By The Facts (Clute, Texas)
The state has finally reached a settlement in a class action suit brought by inmates who were being forced to endure stifling hot conditions — regularly exceeding 100 degrees — in the housing area.
Now the state will install air conditioning at the notoriously sweltering prison: the Wallace Pack Unit, southeast of College Station. The success of the suit means other inmates living and guards working in other state prisons without A/C also could see some relief on the horizon.
The agreement still needs to be approved in federal court, but U.S. District Judge Keith Ellison said he is optimistic it will move forward.
Of course, there never should have been a need to file a suit to begin with, as no human being can be constitutionally subjected to such cruel, unusual and potentially deadly conditions.
In Texas, it should be a no-brainer that A/C is not a luxury. It’s a necessity, especially during the summer months when the dangers of heat stroke are all too real. How real? In the last 20 years, almost two dozen prisoners have died from heat stroke in Texas prisons.
“It’s a big day for the inmates who suffered through those summers at the Pack Unit,” said Jeff Edwards, attorney for the prisoners. “They’re not going to be in fear of dying from heat stroke anymore.”
Bringing A/C to the College Station prison we hope will just be the beginning. According to The Texas Tribune, the state has more than 100 prisons, and almost 75 percent of them don’t have air conditioning in the areas where inmates live. That is simply unacceptable, particularly in buildings that typically lack windows or ventilation, and where sweating humans are packed in close proximity to one another.

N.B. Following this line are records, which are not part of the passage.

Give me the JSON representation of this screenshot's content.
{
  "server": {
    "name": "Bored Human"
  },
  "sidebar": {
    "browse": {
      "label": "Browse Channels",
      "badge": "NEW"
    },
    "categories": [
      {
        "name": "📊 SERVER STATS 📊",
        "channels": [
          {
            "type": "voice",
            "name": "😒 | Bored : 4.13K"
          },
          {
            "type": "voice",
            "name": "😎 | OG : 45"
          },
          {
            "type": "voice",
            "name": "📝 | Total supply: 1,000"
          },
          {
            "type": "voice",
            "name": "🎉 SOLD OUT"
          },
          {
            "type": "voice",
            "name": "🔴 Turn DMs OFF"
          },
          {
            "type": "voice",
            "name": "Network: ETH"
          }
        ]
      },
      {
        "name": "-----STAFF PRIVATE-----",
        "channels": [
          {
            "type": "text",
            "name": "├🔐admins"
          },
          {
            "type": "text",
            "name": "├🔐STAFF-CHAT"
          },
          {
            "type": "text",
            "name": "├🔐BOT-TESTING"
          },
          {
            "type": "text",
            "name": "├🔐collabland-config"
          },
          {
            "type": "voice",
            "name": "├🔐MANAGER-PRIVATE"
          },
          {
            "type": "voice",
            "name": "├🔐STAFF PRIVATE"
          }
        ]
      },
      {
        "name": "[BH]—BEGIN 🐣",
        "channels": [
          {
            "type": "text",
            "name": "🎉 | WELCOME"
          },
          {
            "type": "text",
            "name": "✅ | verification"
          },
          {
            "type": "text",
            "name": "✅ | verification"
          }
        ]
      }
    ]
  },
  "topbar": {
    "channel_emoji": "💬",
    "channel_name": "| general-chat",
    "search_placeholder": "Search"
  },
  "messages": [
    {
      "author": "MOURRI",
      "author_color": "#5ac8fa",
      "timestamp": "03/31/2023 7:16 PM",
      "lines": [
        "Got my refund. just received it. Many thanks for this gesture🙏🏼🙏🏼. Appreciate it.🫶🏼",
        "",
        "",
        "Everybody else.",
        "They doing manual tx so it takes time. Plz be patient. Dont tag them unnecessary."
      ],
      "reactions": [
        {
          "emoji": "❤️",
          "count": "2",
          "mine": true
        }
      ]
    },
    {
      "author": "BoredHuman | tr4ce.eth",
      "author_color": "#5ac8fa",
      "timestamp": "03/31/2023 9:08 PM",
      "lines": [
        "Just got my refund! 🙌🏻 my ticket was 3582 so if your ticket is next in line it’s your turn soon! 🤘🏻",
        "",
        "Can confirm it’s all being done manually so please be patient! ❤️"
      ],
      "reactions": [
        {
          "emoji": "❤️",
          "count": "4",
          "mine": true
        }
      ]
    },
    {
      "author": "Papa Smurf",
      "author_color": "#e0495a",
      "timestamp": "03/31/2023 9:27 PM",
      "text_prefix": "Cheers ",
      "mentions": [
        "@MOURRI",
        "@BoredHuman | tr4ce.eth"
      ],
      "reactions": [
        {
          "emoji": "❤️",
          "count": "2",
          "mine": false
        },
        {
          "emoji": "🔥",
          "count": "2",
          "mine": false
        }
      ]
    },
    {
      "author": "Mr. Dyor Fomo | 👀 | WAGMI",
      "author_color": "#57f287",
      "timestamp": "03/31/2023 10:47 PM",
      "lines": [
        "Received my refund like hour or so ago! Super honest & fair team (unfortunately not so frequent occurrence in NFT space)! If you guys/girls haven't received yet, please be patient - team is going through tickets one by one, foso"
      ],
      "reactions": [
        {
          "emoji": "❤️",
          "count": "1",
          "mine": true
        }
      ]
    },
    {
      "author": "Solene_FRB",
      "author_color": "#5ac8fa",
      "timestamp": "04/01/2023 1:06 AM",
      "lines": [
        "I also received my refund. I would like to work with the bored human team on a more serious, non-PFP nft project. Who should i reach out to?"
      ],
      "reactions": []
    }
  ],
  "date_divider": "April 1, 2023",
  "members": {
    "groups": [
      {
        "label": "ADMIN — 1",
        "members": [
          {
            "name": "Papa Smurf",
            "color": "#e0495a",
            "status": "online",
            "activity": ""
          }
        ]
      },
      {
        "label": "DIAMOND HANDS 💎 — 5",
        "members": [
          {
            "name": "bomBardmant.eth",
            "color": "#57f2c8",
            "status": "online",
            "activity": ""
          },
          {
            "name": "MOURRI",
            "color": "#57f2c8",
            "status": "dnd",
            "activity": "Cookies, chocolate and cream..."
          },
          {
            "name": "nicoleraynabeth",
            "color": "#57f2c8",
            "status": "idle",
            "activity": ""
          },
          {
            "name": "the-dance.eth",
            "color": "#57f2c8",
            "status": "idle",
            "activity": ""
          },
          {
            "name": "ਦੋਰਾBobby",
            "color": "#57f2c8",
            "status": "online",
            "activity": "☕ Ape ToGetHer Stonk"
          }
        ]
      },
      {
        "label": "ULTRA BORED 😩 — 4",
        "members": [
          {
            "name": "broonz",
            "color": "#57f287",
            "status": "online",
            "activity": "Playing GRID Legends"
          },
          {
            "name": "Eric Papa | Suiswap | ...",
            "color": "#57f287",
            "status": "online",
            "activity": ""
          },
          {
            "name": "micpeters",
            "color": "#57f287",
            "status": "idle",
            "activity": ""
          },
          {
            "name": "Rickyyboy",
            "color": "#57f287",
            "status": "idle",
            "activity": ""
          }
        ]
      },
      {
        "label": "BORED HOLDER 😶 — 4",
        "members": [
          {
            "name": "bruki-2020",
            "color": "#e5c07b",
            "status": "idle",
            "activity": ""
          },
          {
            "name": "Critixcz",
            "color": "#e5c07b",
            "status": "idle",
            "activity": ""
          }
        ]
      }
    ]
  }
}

We are fully aware inmates were sentenced to prison terms in order to be punished, surely not to enjoy luxury resorts or vacation homes. No one is suggesting that be the case. But prisoners should be able to expect not to die from a heat stroke because their living quarters are nothing more than oversized crock pots. A prison sentence shouldn’t be akin to dropping a live lobster into a roiling pot of boiling water.
Yet, the Texas Department of Criminal Justice at first fought Ellison’s ruling, and appealed the decision to the 5th U.S. Circuit Court of Appeals. Attorney General Ken Paxton even said air conditioning systems in Texas prisons are “unnecessary and not constitutionally mandated.”
Paxton should say those words to the grieving families of Texans who died from heat stroke in ovens masquerading as prison cells. On that topic, the settlement also includes resolutions of several wrongful death lawsuits filed by those very families of inmates who perished in the stifling conditions.
While the settlement just covers the unit in College Station, the implications fortunately are more far-reaching, the plaintiff’s attorney points out. “Obviously, if the inmates can prevail and get much needed protection from the heat in one prison, there’s significance to that for inmates everywhere,” Edwards said.
No one expects or wants prisons to include all the comforts of home. But a basic expectation of safety and protection from cruel and unusual conditions should be the standard. It’s good to see Texas might be moving in the right direction, even though it took some legal prodding.